==== Supplied material
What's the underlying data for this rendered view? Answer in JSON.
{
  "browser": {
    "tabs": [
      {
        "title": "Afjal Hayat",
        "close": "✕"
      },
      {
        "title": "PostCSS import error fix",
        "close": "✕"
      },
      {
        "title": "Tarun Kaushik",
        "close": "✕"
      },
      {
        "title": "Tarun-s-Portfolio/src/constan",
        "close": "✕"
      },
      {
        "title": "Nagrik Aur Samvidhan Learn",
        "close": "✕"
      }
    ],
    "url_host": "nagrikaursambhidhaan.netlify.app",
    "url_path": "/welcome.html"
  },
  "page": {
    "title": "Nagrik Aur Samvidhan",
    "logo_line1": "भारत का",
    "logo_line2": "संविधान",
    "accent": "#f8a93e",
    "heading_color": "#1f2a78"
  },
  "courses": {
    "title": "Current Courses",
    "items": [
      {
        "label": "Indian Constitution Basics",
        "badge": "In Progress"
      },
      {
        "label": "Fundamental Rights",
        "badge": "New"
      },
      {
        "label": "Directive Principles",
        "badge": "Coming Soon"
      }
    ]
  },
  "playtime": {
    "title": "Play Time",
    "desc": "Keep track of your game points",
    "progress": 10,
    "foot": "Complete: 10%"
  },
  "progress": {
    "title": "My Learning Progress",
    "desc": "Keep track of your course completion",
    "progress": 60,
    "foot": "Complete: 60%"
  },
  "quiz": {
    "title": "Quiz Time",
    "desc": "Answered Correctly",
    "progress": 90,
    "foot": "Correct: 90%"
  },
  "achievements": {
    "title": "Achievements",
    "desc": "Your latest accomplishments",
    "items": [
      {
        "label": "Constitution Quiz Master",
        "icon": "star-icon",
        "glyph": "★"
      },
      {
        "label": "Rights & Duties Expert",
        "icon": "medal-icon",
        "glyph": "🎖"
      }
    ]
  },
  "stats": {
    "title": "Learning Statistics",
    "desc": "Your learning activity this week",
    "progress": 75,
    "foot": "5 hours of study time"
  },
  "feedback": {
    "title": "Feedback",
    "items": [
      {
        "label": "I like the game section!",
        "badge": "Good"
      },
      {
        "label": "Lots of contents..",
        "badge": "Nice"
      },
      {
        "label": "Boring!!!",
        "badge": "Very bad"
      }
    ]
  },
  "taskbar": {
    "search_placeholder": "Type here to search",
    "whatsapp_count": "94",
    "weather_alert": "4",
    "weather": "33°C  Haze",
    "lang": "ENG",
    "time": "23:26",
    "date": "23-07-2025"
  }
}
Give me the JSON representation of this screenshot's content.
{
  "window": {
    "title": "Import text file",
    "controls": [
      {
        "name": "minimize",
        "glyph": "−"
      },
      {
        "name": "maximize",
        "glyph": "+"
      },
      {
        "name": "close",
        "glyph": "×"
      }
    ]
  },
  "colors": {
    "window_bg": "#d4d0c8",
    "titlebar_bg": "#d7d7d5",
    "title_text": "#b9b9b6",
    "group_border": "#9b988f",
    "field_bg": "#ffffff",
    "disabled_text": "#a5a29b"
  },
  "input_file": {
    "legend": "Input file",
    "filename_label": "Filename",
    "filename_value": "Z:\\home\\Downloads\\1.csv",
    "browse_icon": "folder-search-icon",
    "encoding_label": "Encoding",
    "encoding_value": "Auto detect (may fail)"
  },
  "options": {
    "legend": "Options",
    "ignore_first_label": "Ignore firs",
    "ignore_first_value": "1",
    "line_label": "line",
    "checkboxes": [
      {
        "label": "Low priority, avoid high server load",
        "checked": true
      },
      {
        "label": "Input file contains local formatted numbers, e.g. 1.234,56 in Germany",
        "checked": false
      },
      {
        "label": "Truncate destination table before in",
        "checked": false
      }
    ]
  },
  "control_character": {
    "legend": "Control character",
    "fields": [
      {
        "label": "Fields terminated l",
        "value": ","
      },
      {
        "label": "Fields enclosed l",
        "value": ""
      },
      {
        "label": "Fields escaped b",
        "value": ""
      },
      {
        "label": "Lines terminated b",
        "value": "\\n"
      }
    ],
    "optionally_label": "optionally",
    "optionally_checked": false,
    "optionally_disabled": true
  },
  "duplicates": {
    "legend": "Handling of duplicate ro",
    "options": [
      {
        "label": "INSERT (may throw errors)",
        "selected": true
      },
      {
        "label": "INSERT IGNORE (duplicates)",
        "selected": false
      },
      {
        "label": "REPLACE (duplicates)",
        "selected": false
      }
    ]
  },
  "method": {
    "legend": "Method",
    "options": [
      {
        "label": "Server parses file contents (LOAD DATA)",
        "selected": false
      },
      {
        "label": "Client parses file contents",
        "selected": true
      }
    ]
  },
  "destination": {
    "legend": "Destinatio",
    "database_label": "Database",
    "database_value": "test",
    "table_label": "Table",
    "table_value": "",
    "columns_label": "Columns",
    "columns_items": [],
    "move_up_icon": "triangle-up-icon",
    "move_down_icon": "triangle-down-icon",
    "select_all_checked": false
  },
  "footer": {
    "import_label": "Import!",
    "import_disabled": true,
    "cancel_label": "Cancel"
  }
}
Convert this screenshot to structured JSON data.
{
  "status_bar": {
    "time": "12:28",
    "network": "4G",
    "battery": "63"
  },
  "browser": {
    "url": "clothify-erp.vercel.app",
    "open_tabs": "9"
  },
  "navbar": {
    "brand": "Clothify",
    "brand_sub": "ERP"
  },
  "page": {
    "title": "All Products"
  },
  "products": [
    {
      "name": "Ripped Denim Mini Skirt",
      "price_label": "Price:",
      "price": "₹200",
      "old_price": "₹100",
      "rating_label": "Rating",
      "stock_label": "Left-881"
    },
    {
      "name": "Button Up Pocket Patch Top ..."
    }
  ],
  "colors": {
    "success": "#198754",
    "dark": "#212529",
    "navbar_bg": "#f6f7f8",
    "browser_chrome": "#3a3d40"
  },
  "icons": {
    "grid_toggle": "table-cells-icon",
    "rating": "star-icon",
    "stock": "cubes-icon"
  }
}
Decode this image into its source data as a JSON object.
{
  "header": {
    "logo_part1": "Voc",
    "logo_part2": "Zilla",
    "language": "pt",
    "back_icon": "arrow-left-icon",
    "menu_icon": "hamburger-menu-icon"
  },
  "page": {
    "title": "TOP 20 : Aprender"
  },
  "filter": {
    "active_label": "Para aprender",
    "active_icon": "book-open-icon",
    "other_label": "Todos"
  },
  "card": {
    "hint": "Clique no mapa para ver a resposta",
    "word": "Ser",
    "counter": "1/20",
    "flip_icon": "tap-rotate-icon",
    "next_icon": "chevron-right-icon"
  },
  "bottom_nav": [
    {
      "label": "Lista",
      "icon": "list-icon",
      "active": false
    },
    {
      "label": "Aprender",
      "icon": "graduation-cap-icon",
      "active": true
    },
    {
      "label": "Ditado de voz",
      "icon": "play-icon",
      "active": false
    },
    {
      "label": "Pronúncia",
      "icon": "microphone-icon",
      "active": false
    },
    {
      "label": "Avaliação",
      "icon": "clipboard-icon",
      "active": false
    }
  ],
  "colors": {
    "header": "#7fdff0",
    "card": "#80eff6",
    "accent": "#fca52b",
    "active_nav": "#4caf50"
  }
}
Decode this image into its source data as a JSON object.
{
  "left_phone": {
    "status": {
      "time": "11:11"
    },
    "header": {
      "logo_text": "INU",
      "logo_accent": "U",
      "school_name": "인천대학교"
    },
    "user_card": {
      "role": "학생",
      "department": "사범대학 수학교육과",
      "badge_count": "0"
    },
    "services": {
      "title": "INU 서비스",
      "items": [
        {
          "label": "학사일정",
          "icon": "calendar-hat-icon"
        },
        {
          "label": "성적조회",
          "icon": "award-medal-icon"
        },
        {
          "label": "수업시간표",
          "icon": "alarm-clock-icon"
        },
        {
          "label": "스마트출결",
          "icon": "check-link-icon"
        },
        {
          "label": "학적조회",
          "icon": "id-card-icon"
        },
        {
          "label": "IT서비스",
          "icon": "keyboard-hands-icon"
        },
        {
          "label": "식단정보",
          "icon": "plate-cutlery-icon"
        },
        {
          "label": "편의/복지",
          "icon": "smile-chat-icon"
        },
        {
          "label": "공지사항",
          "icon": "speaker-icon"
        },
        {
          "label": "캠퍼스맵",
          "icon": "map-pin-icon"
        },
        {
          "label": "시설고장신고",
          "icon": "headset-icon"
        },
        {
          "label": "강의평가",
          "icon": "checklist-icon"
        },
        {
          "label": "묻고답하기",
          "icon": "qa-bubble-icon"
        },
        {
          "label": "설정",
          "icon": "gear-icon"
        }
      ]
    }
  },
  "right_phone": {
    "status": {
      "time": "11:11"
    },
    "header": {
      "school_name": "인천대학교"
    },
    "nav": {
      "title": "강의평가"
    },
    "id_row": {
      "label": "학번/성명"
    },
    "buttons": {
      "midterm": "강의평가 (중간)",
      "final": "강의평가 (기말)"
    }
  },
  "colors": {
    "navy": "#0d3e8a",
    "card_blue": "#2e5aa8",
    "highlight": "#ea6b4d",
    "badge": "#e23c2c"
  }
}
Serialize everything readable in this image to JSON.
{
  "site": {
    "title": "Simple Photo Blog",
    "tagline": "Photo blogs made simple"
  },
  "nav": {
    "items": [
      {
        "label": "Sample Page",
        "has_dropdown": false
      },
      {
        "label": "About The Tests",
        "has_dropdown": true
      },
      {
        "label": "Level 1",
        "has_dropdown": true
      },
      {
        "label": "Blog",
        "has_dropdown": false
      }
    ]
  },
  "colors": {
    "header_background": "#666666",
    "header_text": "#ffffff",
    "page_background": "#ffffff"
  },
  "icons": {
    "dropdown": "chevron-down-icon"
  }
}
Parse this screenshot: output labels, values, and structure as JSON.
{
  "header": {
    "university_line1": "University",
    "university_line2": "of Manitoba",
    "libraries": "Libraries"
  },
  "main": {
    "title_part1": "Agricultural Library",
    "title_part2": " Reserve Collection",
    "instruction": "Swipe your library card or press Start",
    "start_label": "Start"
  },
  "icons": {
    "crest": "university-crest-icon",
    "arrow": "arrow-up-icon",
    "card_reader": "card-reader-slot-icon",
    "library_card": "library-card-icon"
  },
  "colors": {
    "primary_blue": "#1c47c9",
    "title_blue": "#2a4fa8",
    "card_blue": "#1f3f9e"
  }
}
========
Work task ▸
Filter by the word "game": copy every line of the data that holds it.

Exercise answer ▸
    "desc": "Keep track of your game points",
        "label": "I like the game section!",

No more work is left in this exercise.